Exercise description
The lines you return should be those containing the string "Delivery", taken from the data below.

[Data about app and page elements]
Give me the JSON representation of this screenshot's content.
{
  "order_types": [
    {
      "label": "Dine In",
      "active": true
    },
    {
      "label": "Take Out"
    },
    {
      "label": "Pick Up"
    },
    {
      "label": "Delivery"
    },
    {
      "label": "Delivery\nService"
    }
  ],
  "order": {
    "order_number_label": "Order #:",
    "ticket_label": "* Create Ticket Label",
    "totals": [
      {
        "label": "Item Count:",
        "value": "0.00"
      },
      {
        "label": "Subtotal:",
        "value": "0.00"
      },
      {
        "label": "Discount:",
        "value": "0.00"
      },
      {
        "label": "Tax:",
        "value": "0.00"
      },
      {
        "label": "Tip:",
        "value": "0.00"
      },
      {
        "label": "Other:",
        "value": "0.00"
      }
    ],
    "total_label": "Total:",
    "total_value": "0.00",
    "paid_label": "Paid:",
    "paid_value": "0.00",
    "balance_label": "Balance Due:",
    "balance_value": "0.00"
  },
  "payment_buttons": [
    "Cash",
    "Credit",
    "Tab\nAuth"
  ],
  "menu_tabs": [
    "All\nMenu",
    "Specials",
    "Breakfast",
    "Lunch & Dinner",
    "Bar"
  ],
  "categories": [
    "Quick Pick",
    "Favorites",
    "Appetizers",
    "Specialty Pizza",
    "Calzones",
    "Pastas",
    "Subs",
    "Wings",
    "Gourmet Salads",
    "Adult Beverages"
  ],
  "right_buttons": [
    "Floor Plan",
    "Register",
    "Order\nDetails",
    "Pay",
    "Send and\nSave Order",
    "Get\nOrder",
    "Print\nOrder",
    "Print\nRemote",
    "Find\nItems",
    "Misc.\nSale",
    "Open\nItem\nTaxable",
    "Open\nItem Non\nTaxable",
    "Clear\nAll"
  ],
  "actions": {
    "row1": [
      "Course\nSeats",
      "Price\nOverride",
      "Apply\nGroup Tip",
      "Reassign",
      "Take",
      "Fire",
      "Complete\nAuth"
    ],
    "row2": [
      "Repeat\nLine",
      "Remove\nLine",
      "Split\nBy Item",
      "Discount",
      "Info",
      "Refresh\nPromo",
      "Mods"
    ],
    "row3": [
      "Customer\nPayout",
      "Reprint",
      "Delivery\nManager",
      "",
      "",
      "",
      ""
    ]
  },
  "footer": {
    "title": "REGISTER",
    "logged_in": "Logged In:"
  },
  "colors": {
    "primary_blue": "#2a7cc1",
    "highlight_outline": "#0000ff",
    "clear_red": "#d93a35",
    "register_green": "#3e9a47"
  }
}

Result below
      "label": "Delivery"
      "label": "Delivery\nService"
      "Delivery\nManager",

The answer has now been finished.